  • orsinimedici

    I am not a Jew and have lived though so many excruciating challenges, and still my faith in a loving, and forgiving God is unblemished!! We ALL have to trust that we are here to endure whatever this earth throws our way, and we will be embraced by our maker one day, and will be given answers. I could not live on this planet if I did not trust in that inevitability. We also need to use the intelligence we were born with to look at the conditions that make this kind of nightmare possible. What is going on in American politics with regard to corporate billions being pumped into lawmaking and elections, is what is setting the stage for so much misery here and around the world, and the eventual catastrophe it will bring!! If we do nothing to stop it, we cannot blame God!!

  • Grampie R

    What a tangible and vital word is “dehumanizing”! The interview brought me to a similar place as the preceding post but in terms of how, in the United States, we’ve been able to first ignore and even dehumanize the ever-growing poor, while we citizens — thinking we are outside the barbed wire — allow a tiny number of our fellow humans to blithely acquire all wealth. There is a passive acceptance of the right of unlimited individual entitlement. It makes us a cowed society.

    Bill asks whether the freed Russian prisoners who killed those outside the gates, or the freed Jews who did not, were in the right. The poor are not sent death camps. But the growing separation dehumanizes us all.

  • j

    ? I have never heard him do this. He does so much with his life and makes all of us aware of what took place in history. You sell him so short.

  • S – B

    I completely disagree… it takes a lot of people to close there eyes and allow what happens… it is is never a couple of people. NEVER forget that everything that Adolf Hitler did was LEGAL!

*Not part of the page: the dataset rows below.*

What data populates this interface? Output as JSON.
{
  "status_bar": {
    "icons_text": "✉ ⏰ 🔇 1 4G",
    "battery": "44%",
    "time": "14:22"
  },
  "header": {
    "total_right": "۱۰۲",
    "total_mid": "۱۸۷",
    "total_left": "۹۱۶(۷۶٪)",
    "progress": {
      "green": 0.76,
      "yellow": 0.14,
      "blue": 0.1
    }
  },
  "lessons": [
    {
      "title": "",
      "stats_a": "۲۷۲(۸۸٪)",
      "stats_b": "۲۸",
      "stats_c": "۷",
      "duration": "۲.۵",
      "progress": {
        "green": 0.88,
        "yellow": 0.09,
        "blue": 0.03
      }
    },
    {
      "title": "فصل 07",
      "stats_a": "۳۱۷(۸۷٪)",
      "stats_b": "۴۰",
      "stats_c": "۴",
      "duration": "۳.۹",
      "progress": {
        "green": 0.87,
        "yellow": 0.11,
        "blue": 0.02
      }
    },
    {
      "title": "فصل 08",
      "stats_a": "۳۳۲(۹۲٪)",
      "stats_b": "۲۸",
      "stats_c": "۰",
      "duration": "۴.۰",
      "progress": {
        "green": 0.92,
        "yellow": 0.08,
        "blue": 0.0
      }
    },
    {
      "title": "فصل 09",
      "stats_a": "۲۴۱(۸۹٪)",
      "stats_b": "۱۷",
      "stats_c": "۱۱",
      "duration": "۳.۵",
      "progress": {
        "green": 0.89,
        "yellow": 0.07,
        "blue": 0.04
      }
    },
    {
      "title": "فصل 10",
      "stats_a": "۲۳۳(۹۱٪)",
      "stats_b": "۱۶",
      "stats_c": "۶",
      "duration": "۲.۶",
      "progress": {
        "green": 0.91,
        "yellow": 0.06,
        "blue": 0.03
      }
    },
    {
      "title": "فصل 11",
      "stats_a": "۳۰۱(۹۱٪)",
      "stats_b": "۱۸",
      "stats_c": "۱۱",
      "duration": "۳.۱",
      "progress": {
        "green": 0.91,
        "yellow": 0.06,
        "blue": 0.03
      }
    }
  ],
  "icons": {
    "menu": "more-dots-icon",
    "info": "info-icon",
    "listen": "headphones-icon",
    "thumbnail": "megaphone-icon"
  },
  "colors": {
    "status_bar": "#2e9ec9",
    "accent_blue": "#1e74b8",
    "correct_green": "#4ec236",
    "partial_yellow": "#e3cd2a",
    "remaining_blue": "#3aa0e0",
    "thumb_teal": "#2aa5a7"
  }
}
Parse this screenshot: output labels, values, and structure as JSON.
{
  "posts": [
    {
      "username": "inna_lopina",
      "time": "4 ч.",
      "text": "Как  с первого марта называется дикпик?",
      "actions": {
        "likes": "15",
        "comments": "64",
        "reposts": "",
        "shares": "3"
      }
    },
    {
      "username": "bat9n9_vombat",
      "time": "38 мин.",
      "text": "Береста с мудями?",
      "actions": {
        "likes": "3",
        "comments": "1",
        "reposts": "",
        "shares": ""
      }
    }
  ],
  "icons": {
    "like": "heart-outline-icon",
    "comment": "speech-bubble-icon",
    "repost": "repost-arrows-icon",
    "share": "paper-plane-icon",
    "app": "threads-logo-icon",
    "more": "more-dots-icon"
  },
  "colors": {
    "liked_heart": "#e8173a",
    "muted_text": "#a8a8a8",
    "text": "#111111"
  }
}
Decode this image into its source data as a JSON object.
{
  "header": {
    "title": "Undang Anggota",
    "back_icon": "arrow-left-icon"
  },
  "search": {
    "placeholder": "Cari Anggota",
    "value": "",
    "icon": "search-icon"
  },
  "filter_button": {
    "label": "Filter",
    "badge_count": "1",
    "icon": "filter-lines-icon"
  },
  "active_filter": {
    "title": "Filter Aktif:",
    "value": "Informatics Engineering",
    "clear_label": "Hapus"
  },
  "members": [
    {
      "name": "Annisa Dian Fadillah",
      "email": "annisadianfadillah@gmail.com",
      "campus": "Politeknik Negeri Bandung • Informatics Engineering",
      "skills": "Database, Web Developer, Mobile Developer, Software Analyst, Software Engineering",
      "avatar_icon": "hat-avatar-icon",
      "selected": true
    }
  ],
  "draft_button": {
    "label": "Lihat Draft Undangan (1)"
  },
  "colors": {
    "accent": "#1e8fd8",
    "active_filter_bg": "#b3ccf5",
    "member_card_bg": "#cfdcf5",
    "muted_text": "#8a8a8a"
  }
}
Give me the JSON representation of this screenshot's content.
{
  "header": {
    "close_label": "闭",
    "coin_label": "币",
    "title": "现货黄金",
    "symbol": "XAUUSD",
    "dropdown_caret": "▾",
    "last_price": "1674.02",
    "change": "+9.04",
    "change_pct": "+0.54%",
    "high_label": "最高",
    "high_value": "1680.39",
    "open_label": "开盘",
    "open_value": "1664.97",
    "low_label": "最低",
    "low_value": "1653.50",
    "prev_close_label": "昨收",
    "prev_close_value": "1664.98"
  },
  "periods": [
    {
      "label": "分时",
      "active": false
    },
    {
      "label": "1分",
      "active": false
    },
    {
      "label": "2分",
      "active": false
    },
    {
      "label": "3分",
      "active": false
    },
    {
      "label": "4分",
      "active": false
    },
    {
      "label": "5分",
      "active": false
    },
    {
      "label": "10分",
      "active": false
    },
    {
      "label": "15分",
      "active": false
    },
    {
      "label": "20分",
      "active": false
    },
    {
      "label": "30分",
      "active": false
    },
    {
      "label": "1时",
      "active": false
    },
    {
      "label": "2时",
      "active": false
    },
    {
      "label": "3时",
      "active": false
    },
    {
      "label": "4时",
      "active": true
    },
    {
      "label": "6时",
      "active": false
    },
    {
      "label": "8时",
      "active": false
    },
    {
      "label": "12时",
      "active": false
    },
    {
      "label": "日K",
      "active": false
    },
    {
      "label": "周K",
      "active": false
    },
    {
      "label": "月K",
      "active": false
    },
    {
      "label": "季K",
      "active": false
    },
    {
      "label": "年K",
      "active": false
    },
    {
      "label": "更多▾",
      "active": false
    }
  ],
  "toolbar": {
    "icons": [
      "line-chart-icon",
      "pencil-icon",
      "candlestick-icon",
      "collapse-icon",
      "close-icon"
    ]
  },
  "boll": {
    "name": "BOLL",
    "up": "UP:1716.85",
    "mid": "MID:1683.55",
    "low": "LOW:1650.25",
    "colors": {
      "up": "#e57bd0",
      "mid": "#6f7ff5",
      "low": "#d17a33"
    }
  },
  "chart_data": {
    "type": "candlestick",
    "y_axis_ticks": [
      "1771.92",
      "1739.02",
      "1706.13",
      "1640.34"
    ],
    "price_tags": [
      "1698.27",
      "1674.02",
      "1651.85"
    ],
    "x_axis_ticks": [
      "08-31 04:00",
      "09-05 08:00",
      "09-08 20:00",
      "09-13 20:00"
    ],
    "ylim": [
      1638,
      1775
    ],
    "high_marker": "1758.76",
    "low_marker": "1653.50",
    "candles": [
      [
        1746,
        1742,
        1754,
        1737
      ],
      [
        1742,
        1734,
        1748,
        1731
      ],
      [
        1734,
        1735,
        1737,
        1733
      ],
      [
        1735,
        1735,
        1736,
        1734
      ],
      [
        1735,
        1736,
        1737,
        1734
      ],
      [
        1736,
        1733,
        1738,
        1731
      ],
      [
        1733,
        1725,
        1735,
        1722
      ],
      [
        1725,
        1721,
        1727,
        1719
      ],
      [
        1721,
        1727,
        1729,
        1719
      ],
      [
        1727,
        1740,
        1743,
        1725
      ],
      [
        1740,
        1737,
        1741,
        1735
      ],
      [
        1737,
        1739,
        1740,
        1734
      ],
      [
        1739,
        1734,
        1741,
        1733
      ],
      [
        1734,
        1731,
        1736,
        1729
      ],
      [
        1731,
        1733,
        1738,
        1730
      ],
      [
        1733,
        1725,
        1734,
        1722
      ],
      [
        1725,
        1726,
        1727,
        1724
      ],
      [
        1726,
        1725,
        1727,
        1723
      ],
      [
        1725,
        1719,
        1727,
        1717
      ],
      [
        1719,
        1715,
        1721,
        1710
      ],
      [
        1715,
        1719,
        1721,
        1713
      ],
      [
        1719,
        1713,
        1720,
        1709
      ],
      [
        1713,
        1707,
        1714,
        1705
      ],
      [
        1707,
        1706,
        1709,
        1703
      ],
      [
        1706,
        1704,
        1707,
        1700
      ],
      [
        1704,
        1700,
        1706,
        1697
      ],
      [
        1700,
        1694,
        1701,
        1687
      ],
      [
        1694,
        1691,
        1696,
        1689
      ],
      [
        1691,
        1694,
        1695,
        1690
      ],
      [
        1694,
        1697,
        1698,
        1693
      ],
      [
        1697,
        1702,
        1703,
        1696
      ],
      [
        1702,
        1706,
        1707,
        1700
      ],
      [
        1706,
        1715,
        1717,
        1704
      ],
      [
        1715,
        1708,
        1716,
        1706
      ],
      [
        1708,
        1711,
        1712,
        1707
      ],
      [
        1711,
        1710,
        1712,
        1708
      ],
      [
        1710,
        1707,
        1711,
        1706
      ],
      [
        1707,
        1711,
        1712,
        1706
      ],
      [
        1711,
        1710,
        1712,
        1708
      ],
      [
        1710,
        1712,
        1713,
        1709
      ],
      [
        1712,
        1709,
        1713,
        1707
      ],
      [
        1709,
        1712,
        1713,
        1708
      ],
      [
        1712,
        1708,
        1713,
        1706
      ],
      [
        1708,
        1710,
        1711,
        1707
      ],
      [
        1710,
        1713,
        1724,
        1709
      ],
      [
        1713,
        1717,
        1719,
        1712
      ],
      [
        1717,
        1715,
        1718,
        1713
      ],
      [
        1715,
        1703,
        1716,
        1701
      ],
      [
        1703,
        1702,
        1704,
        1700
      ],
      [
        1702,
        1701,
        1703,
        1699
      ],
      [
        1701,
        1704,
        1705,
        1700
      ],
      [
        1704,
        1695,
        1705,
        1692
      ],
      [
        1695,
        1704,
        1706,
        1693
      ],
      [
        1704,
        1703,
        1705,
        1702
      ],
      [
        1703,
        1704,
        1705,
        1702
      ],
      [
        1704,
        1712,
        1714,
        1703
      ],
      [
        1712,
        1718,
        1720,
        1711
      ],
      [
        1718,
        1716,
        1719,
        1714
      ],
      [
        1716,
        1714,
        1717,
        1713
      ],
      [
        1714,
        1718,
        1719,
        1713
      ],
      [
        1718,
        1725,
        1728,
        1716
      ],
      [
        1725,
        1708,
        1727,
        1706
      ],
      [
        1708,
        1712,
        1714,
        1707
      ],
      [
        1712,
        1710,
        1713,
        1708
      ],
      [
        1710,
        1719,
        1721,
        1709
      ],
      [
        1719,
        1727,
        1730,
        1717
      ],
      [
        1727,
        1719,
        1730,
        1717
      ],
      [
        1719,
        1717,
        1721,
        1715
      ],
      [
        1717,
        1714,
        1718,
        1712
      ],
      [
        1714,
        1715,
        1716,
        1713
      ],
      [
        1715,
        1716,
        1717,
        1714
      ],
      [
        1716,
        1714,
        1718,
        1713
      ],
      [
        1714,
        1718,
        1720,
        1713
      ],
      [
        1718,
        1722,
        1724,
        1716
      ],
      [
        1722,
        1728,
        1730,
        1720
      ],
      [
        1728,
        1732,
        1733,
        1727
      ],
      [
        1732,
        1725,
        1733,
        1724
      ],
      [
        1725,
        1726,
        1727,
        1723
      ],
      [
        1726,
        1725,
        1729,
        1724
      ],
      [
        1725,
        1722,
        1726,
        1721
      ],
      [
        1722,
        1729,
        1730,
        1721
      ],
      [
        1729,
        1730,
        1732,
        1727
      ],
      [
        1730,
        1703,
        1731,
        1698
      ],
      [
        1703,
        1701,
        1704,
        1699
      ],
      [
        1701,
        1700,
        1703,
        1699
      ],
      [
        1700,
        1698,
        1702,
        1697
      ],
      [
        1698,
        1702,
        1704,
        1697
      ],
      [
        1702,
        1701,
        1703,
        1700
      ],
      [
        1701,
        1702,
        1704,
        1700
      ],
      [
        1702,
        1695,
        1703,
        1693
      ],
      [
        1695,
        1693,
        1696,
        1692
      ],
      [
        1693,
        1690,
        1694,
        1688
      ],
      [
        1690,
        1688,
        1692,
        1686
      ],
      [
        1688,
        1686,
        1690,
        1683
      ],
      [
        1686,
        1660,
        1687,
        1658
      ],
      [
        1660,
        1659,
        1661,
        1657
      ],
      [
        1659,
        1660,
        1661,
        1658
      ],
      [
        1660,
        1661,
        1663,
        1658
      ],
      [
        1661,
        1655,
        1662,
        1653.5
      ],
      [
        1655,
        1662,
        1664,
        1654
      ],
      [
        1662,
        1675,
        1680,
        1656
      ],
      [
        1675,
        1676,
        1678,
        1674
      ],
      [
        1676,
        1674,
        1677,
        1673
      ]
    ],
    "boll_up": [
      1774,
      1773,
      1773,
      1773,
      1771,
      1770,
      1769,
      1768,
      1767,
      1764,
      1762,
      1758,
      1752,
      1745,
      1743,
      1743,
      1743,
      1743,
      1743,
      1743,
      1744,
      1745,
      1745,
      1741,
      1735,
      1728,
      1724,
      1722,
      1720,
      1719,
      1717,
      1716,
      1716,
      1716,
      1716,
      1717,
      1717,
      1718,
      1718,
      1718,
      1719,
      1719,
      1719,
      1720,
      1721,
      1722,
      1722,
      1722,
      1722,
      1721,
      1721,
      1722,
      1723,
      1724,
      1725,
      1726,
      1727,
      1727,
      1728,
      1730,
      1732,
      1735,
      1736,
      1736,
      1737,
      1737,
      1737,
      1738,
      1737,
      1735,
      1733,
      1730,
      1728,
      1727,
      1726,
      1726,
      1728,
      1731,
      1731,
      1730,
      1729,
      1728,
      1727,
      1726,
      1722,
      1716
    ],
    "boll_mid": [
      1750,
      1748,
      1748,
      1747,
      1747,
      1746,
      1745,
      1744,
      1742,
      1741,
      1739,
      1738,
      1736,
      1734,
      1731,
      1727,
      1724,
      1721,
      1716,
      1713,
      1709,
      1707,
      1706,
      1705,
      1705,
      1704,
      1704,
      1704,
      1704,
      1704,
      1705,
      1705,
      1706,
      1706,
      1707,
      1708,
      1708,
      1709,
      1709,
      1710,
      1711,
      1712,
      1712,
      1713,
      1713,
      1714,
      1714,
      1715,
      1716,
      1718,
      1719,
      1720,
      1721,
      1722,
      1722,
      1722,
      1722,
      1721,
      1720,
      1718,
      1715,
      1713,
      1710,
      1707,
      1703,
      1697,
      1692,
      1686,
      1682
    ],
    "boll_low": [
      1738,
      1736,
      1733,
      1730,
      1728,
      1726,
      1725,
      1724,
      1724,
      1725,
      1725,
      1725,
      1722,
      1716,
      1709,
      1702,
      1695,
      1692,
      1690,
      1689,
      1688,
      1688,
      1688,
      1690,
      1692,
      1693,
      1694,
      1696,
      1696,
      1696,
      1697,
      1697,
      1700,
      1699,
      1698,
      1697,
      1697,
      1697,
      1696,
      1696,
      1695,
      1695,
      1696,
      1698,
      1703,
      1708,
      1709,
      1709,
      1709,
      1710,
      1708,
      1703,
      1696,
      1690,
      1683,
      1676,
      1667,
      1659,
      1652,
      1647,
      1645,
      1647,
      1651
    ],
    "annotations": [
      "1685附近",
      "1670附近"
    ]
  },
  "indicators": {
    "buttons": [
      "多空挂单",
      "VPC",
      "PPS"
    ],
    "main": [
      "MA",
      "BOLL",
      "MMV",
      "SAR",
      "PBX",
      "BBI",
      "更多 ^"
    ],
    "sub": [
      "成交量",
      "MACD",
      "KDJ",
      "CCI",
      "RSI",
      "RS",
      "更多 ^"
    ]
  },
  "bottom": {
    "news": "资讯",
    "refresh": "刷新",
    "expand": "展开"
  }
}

  • WVB3

    There are many today that do not believe the Holocaust happened. We need him to do what he does to teach and remind the world what happened and that it can happen again. And it is. With Putin in Russia for example.Don’t think for one minute he couldn’t go that far. History repeats itself if we don’t learn from our mistakes. This man is vital to our future.

  • Meredith Anderson

    I think the Nazis and their supporters did what all abusers do. They refused to look at their true motivations, perhaps feelings of insecurity and low worth after WW1 and probably also lots of anger about the repressive, cold way in which it was typical to treat children there at the time. Like all abusers, they did not want to do the work of dealing with those feelings , so they took them out on other people. Then, as long as they were not being self aware or honest anyway, they lied further and said , “I am not bad because I do bad things to you, I do bad things to you because you are bad.”
    I really think the degree to which a person is kind or cruel is the degree to which they are willing to be self aware and honest, and the degree to which they are willing to do that depends on how selfish they are. Come to think of it, that’s really not very deep. Oh well. Selfish people are mean, mean people are selfish.

  • Meredith Anderson

    Actually , I think that it ironic that we talk about evil as “inhuman.” It is so common, it is really very human, sadly!

  • Anonymous

    Agreed. We do that thinking we could never do such horrible things but we are all capable of doing wonderful things and doing horrible things.

  • Ilene

    We must remember the difference between humanization and dehumanization, and I’m not talking about personifying squirrels or talking horses. Evil is inhuman and inhumane–and that “it is so common” does not make it inevitable or impossible to transform toward what is also most human–love, understanding, dedication and giving freely and without fear in order, for example, to prevent any holocaust from ever happening from any group of people against any other group of people.